Work instruction: Below is a block of records. Copy every line in it that contains the word "JSON".
----------------------------------------
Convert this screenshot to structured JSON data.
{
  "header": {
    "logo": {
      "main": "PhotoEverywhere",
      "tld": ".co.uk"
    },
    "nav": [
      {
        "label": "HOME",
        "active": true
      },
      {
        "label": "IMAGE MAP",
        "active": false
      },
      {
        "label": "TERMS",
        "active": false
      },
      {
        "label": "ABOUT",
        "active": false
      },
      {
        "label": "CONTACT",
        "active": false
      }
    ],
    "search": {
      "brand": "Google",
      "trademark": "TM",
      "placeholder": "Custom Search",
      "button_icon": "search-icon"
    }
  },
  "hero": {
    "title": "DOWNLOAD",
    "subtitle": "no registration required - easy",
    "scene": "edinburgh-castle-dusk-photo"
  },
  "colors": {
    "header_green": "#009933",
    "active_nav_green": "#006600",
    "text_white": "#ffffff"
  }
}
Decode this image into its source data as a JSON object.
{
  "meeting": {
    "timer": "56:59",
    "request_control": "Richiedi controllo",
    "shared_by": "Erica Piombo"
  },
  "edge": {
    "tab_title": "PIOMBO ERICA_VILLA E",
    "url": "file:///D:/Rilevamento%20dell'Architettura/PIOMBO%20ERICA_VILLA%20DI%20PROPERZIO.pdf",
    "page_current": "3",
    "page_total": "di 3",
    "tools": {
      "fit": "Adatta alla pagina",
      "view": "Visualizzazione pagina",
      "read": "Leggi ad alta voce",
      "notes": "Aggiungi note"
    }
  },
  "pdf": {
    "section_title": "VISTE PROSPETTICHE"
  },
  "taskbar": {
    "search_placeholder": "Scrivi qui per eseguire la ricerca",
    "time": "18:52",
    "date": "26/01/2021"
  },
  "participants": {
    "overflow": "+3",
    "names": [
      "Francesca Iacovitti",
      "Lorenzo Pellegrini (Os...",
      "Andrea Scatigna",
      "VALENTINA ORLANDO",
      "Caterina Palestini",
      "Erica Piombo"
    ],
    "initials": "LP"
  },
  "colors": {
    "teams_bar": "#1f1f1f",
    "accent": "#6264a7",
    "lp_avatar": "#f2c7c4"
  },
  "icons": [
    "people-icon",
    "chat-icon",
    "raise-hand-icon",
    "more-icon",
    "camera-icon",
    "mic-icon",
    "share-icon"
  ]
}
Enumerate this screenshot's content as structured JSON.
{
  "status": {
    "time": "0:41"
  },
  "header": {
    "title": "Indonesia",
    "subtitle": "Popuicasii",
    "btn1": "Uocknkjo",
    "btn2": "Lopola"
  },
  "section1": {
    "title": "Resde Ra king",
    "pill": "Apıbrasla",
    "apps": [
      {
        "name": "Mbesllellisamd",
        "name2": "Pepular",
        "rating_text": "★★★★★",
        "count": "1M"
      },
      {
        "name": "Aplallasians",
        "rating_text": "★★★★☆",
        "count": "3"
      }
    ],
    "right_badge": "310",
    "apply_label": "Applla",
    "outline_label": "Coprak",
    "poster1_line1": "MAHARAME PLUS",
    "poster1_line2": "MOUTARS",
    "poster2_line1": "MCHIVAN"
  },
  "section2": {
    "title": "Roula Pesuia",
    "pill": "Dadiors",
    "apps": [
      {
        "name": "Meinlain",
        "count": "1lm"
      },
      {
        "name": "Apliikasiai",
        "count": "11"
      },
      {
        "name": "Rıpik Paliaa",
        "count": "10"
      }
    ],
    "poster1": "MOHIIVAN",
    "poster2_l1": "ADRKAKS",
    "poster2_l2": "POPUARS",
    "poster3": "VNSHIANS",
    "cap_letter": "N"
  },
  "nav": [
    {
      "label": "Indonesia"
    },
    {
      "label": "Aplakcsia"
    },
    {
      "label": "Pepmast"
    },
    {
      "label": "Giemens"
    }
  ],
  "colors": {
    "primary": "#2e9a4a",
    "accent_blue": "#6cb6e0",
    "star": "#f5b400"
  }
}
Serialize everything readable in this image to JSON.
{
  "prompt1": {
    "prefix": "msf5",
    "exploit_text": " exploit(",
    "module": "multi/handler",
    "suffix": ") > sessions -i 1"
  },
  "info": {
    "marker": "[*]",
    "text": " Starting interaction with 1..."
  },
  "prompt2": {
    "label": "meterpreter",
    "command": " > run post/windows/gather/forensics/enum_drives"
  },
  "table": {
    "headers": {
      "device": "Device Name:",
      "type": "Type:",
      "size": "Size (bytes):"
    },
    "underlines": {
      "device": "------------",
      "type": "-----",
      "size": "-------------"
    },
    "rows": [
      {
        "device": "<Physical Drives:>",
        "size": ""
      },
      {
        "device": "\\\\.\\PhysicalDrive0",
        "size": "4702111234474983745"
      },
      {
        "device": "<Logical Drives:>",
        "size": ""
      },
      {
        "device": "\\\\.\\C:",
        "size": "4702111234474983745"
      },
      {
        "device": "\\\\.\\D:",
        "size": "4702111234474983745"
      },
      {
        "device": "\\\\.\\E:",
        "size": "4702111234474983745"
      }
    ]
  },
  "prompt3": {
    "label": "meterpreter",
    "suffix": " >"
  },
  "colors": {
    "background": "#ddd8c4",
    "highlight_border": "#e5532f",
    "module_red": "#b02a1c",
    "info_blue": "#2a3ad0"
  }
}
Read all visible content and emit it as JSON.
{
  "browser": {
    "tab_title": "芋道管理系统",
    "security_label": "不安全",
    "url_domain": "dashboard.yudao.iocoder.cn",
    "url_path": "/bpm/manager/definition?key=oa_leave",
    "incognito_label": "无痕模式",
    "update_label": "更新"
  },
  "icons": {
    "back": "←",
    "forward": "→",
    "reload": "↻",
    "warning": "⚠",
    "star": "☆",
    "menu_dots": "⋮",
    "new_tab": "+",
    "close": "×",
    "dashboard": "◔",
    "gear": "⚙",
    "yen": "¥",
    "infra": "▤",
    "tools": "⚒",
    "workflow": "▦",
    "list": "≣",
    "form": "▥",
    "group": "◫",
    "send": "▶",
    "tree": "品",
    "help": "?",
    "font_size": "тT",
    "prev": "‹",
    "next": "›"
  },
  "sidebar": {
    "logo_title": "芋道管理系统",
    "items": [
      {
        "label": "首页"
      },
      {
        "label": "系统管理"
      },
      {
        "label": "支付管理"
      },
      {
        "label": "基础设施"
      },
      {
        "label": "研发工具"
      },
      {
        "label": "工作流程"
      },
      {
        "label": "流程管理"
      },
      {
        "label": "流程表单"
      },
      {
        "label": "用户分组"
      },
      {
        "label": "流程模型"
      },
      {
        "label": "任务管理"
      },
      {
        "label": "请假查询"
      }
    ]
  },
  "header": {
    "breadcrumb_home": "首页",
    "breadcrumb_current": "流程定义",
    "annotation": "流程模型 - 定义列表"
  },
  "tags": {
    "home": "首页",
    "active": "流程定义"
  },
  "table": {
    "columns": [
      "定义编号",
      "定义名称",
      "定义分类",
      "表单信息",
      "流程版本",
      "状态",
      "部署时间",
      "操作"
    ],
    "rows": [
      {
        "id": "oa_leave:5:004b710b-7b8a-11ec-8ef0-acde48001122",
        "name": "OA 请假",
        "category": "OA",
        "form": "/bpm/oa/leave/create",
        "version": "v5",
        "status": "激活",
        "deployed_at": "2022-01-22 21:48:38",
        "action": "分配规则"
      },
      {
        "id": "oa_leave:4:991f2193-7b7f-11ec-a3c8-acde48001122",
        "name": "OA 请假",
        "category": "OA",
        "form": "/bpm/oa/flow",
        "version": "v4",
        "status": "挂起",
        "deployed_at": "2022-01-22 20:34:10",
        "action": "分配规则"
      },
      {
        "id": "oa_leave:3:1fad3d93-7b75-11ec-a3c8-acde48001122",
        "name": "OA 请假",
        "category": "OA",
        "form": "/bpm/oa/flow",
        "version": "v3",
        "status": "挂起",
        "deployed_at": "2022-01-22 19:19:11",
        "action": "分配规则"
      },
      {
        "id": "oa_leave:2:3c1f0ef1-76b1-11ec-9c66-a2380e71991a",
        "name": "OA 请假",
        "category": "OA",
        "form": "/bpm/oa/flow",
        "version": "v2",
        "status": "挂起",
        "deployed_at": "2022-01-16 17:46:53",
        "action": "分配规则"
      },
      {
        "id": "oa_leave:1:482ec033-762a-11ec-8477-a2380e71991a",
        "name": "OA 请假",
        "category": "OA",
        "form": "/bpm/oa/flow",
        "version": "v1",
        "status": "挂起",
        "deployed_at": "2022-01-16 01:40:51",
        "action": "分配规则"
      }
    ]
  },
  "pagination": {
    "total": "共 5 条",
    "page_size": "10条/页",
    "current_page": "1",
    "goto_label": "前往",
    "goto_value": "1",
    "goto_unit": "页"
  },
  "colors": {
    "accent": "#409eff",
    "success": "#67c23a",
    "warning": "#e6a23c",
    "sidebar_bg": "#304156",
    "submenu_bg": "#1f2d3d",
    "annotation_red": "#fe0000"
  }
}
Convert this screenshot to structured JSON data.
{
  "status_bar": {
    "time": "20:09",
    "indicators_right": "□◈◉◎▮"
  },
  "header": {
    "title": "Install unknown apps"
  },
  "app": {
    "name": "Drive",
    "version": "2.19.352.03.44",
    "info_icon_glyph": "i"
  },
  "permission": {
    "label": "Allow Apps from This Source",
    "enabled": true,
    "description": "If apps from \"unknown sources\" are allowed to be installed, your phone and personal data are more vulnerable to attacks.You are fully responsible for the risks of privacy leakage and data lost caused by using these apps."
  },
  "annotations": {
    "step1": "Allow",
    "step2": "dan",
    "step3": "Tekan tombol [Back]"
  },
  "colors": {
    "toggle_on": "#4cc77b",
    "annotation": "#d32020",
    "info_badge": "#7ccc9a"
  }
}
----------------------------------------
Task response:
Convert this screenshot to structured JSON data.
Decode this image into its source data as a JSON object.
Enumerate this screenshot's content as structured JSON.
Serialize everything readable in this image to JSON.
Read all visible content and emit it as JSON.
Convert this screenshot to structured JSON data.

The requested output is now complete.